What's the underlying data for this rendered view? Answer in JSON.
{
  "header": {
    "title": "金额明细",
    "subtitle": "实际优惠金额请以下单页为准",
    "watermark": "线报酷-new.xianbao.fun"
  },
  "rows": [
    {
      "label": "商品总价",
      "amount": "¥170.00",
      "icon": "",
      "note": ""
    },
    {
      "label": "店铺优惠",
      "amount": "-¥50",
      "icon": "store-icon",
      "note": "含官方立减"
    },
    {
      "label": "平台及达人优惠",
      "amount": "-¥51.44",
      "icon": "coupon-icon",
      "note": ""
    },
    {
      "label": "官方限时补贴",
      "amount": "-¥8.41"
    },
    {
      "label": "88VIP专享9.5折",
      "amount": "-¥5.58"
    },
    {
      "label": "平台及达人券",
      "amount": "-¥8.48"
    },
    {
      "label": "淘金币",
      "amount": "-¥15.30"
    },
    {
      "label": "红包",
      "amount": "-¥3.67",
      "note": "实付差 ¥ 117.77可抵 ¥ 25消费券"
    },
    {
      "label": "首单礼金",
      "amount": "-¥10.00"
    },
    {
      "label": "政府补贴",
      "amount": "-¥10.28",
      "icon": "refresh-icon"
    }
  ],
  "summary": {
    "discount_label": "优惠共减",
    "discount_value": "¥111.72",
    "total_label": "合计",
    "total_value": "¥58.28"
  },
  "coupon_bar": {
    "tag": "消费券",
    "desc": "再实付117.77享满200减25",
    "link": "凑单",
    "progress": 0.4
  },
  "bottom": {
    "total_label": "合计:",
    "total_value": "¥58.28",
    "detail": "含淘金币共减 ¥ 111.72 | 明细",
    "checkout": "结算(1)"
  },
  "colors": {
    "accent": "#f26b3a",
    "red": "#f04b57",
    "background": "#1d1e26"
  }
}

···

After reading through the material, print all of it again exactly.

What's the underlying data for this rendered view? Answer in JSON.
{
  "header": {
    "title": "金额明细",
    "subtitle": "实际优惠金额请以下单页为准",
    "watermark": "线报酷-new.xianbao.fun"
  },
  "rows": [
    {
      "label": "商品总价",
      "amount": "¥170.00",
      "icon": "",
      "note": ""
    },
    {
      "label": "店铺优惠",
      "amount": "-¥50",
      "icon": "store-icon",
      "note": "含官方立减"
    },
    {
      "label": "平台及达人优惠",
      "amount": "-¥51.44",
      "icon": "coupon-icon",
      "note": ""
    },
    {
      "label": "官方限时补贴",
      "amount": "-¥8.41"
    },
    {
      "label": "88VIP专享9.5折",
      "amount": "-¥5.58"
    },
    {
      "label": "平台及达人券",
      "amount": "-¥8.48"
    },
    {
      "label": "淘金币",
      "amount": "-¥15.30"
    },
    {
      "label": "红包",
      "amount": "-¥3.67",
      "note": "实付差 ¥ 117.77可抵 ¥ 25消费券"
    },
    {
      "label": "首单礼金",
      "amount": "-¥10.00"
    },
    {
      "label": "政府补贴",
      "amount": "-¥10.28",
      "icon": "refresh-icon"
    }
  ],
  "summary": {
    "discount_label": "优惠共减",
    "discount_value": "¥111.72",
    "total_label": "合计",
    "total_value": "¥58.28"
  },
  "coupon_bar": {
    "tag": "消费券",
    "desc": "再实付117.77享满200减25",
    "link": "凑单",
    "progress": 0.4
  },
  "bottom": {
    "total_label": "合计:",
    "total_value": "¥58.28",
    "detail": "含淘金币共减 ¥ 111.72 | 明细",
    "checkout": "结算(1)"
  },
  "colors": {
    "accent": "#f26b3a",
    "red": "#f04b57",
    "background": "#1d1e26"
  }
}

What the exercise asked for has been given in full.